**Working data**:
---*---

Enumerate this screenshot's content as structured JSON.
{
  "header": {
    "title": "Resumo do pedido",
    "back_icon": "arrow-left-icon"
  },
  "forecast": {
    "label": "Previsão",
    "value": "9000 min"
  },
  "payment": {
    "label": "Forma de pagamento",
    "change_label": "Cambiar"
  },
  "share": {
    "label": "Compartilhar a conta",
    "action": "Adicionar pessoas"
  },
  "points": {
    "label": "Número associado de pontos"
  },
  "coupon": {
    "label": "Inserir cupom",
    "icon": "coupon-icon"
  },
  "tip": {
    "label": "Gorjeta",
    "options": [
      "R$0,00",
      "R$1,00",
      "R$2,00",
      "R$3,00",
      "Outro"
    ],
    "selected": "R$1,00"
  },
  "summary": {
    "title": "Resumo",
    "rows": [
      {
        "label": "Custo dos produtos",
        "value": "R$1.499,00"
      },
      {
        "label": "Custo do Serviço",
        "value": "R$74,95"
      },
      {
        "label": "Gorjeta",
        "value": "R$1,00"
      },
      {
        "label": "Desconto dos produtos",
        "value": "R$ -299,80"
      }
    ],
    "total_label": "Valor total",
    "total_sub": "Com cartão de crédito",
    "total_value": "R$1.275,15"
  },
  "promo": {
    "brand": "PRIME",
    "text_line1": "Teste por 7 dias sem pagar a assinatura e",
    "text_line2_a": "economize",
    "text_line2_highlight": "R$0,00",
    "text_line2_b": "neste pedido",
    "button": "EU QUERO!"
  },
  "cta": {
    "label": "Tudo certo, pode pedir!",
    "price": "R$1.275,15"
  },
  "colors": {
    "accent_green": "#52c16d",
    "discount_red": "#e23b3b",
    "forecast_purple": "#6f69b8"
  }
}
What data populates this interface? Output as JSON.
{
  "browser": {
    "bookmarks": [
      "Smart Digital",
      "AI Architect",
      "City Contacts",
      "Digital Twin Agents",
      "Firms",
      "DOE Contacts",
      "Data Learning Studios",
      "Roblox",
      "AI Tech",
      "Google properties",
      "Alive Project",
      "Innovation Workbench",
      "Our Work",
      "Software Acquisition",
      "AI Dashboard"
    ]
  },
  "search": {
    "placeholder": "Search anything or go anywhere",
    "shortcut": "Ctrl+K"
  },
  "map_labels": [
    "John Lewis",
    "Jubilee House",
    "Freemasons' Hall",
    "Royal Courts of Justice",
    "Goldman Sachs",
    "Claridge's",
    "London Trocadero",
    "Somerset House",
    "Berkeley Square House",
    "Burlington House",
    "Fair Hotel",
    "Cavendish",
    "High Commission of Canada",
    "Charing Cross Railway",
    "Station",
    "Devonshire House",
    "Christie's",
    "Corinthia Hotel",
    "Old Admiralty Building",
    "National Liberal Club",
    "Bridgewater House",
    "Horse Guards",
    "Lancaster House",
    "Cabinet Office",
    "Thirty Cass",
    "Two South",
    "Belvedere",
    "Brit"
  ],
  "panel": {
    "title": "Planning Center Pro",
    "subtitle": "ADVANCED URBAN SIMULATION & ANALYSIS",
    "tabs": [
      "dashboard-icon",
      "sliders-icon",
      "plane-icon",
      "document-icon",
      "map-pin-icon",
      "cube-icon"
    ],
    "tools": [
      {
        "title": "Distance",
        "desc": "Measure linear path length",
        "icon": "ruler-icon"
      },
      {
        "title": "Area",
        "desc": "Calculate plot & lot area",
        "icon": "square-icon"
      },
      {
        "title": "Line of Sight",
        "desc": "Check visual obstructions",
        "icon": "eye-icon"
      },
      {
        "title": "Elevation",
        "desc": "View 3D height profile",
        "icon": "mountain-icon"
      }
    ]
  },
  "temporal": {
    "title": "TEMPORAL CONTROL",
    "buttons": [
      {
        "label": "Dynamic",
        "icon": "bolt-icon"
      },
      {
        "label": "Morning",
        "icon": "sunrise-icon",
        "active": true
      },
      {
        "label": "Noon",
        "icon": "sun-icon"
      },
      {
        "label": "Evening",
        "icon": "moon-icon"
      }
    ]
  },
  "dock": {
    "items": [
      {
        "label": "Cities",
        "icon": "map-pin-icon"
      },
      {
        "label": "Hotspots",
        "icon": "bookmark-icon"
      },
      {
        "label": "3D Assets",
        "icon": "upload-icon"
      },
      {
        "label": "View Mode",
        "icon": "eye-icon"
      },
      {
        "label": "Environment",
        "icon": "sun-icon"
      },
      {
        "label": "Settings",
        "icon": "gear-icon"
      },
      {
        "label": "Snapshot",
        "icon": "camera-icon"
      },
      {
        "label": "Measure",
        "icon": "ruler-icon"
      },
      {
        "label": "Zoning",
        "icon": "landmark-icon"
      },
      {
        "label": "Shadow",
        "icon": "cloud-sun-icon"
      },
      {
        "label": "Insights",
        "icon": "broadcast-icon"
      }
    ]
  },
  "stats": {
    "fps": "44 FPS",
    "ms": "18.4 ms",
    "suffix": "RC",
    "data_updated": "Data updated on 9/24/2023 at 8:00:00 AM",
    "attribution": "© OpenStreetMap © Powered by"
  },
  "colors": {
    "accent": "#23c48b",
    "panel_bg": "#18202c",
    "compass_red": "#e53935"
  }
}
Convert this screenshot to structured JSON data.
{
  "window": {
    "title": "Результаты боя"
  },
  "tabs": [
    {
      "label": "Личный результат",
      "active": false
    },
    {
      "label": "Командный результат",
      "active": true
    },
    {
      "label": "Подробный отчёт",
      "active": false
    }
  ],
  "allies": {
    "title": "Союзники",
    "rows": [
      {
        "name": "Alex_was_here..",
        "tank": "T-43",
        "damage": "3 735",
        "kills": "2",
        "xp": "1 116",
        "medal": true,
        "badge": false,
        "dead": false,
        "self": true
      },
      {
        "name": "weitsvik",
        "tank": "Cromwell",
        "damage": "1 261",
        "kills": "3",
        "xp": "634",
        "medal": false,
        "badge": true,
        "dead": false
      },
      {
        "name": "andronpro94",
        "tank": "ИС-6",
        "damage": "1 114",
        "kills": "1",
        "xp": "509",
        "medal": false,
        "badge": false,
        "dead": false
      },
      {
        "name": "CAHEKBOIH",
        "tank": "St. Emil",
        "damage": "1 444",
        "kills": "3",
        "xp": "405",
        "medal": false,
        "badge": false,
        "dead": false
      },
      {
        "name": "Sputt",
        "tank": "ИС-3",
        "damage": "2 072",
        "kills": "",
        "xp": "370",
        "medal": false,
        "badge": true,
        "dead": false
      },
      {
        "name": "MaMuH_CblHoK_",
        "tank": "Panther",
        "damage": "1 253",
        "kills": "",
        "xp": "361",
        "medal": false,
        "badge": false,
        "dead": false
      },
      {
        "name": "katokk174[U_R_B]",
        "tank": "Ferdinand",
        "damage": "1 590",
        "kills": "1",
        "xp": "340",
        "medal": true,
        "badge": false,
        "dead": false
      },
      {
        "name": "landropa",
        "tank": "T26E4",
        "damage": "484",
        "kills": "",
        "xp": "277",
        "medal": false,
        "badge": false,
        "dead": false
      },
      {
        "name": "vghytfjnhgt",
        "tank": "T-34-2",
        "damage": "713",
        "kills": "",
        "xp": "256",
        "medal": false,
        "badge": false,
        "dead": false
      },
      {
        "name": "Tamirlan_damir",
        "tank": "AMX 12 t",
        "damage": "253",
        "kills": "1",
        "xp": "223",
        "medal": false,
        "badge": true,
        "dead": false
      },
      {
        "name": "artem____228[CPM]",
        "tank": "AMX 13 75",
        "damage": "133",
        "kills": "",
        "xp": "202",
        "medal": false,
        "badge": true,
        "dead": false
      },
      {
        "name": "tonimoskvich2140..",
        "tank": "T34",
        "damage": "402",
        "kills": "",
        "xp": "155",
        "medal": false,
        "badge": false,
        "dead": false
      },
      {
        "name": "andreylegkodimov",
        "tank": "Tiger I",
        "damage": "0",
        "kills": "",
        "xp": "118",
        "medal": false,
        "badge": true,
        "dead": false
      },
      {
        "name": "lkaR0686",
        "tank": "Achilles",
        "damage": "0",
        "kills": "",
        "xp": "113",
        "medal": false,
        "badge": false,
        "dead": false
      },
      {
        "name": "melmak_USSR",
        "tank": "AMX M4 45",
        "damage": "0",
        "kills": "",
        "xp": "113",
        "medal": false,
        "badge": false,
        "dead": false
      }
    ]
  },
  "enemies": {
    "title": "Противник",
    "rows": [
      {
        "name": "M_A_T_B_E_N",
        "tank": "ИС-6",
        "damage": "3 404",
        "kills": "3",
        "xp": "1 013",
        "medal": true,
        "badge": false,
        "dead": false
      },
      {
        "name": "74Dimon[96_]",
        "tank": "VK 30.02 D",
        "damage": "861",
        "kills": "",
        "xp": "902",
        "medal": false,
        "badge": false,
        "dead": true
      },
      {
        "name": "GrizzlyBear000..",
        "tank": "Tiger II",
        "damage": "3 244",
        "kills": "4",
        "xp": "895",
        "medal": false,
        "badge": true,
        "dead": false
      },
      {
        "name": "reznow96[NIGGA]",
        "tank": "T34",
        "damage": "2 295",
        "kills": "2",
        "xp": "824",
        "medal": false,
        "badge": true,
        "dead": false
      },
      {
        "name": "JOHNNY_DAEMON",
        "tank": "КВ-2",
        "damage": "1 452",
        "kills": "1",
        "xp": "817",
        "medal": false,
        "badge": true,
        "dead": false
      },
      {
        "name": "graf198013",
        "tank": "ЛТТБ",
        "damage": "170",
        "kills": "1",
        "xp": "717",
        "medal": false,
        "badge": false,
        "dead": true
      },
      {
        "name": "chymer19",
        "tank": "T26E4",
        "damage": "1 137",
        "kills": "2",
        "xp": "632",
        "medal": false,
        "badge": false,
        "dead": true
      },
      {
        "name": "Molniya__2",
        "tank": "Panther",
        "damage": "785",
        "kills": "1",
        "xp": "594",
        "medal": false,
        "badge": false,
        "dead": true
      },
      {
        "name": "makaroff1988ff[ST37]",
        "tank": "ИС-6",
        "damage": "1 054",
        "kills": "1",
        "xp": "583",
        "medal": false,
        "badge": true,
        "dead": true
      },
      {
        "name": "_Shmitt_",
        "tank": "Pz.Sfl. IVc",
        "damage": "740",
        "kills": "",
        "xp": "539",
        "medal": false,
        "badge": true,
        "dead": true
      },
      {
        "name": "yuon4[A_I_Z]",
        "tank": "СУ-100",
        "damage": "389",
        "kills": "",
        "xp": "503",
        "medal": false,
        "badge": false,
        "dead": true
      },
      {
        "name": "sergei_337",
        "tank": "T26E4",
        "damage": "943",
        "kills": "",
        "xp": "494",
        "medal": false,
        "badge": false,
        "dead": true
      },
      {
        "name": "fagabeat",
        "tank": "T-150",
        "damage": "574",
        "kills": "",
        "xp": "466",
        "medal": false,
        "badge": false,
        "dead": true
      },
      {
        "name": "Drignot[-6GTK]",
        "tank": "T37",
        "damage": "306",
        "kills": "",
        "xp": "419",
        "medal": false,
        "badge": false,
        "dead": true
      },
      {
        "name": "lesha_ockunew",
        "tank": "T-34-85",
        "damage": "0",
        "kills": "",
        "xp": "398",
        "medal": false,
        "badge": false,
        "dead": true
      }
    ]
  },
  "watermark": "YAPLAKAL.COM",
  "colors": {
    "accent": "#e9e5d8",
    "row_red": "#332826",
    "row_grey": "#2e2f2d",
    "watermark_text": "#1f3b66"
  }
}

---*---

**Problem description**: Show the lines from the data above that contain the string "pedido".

**Task solution**:
    "title": "Resumo do pedido",
    "text_line2_b": "neste pedido",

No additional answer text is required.